"""
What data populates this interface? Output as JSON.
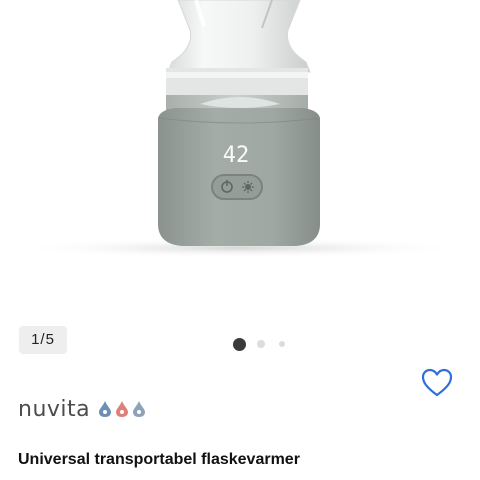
{
  "gallery": {
    "counter": "1/5",
    "slide_count": 3,
    "active_slide": 1,
    "display_digits": "42",
    "image_alt": "Universal transportabel flaskevarmer"
  },
  "brand": {
    "name": "nuvita"
  },
  "product": {
    "title": "Universal transportabel flaskevarmer"
  },
  "icons": {
    "wishlist": "heart-outline-icon",
    "power": "power-icon",
    "temperature": "sun-icon"
  },
  "colors": {
    "accent": "#2f6fd6",
    "warmer_body": "#9aa39e",
    "text": "#111111"
  }
}
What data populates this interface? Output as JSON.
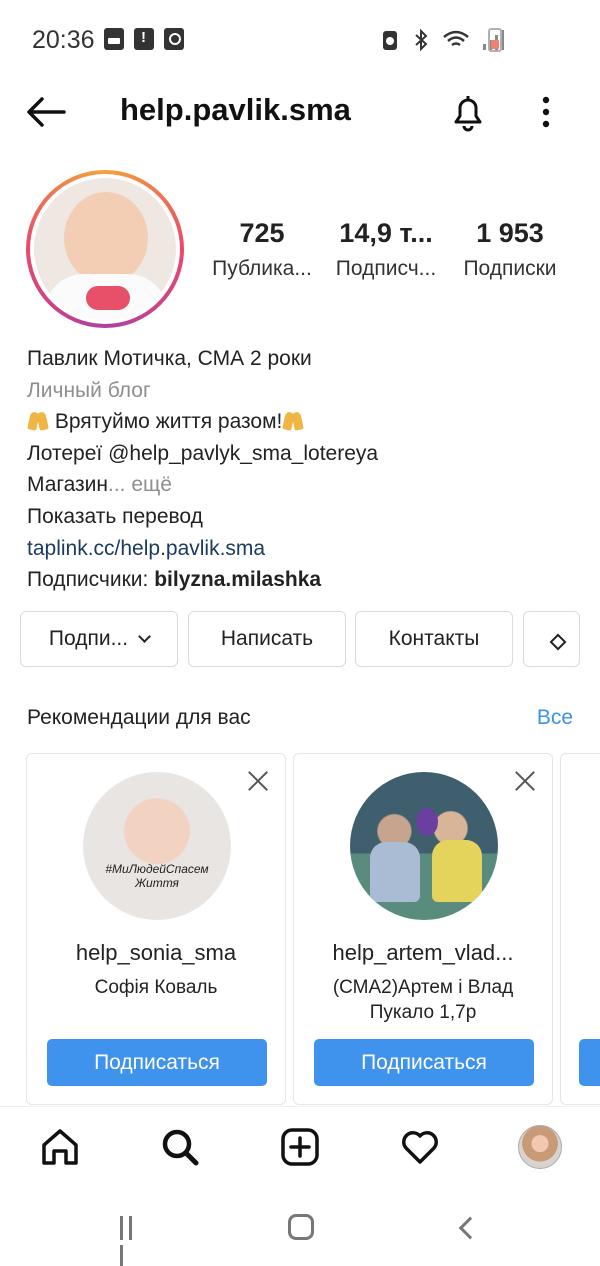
{
  "status_bar": {
    "time": "20:36"
  },
  "header": {
    "username": "help.pavlik.sma"
  },
  "stats": [
    {
      "value": "725",
      "label": "Публика..."
    },
    {
      "value": "14,9 т...",
      "label": "Подписч..."
    },
    {
      "value": "1 953",
      "label": "Подписки"
    }
  ],
  "bio": {
    "name": "Павлик Мотичка, СМА 2 роки",
    "category": "Личный блог",
    "line1": " Врятуймо життя разом!",
    "line2": "Лотереї @help_pavlyk_sma_lotereya",
    "line3": "Магазин",
    "more": "... ещё",
    "translate": "Показать перевод",
    "link": "taplink.cc/help.pavlik.sma",
    "followers_prefix": "Подписчики: ",
    "followers_name": "bilyzna.milashka"
  },
  "buttons": {
    "follow": "Подпи...",
    "message": "Написать",
    "contacts": "Контакты"
  },
  "recommendations": {
    "title": "Рекомендации для вас",
    "see_all": "Все",
    "cards": [
      {
        "username": "help_sonia_sma",
        "subtitle": "Софія Коваль",
        "hashtag": "#МиЛюдейСпасем Життя",
        "follow": "Подписаться"
      },
      {
        "username": "help_artem_vlad...",
        "subtitle": "(СМА2)Артем і Влад Пукало 1,7р",
        "follow": "Подписаться"
      }
    ]
  },
  "icons": {
    "back": "arrow-left-icon",
    "bell": "bell-icon",
    "more": "more-vertical-icon",
    "home": "home-icon",
    "search": "search-icon",
    "add": "plus-square-icon",
    "activity": "heart-icon"
  },
  "colors": {
    "accent": "#4093ec",
    "link": "#1d3a60",
    "muted": "#8e8e8e"
  }
}
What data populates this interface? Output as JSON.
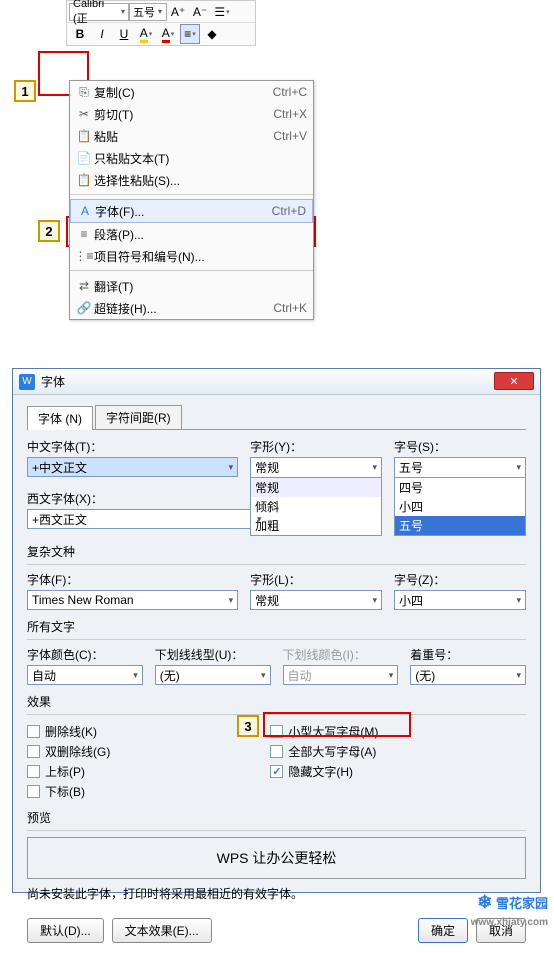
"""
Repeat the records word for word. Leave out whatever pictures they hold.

Written response>
What data populates this interface? Output as JSON.
{
  "gallery": {
    "counter": "1/5",
    "slide_count": 3,
    "active_slide": 1,
    "display_digits": "42",
    "image_alt": "Universal transportabel flaskevarmer"
  },
  "brand": {
    "name": "nuvita"
  },
  "product": {
    "title": "Universal transportabel flaskevarmer"
  },
  "icons": {
    "wishlist": "heart-outline-icon",
    "power": "power-icon",
    "temperature": "sun-icon"
  },
  "colors": {
    "accent": "#2f6fd6",
    "warmer_body": "#9aa39e",
    "text": "#111111"
  }
}
What data populates this interface? Output as JSON.
{
  "status_bar": {
    "time": "20:36"
  },
  "header": {
    "username": "help.pavlik.sma"
  },
  "stats": [
    {
      "value": "725",
      "label": "Публика..."
    },
    {
      "value": "14,9 т...",
      "label": "Подписч..."
    },
    {
      "value": "1 953",
      "label": "Подписки"
    }
  ],
  "bio": {
    "name": "Павлик Мотичка, СМА 2 роки",
    "category": "Личный блог",
    "line1": " Врятуймо життя разом!",
    "line2": "Лотереї @help_pavlyk_sma_lotereya",
    "line3": "Магазин",
    "more": "... ещё",
    "translate": "Показать перевод",
    "link": "taplink.cc/help.pavlik.sma",
    "followers_prefix": "Подписчики: ",
    "followers_name": "bilyzna.milashka"
  },
  "buttons": {
    "follow": "Подпи...",
    "message": "Написать",
    "contacts": "Контакты"
  },
  "recommendations": {
    "title": "Рекомендации для вас",
    "see_all": "Все",
    "cards": [
      {
        "username": "help_sonia_sma",
        "subtitle": "Софія Коваль",
        "hashtag": "#МиЛюдейСпасем Життя",
        "follow": "Подписаться"
      },
      {
        "username": "help_artem_vlad...",
        "subtitle": "(СМА2)Артем і Влад Пукало 1,7р",
        "follow": "Подписаться"
      }
    ]
  },
  "icons": {
    "back": "arrow-left-icon",
    "bell": "bell-icon",
    "more": "more-vertical-icon",
    "home": "home-icon",
    "search": "search-icon",
    "add": "plus-square-icon",
    "activity": "heart-icon"
  },
  "colors": {
    "accent": "#4093ec",
    "link": "#1d3a60",
    "muted": "#8e8e8e"
  }
}
What data populates this interface? Output as JSON.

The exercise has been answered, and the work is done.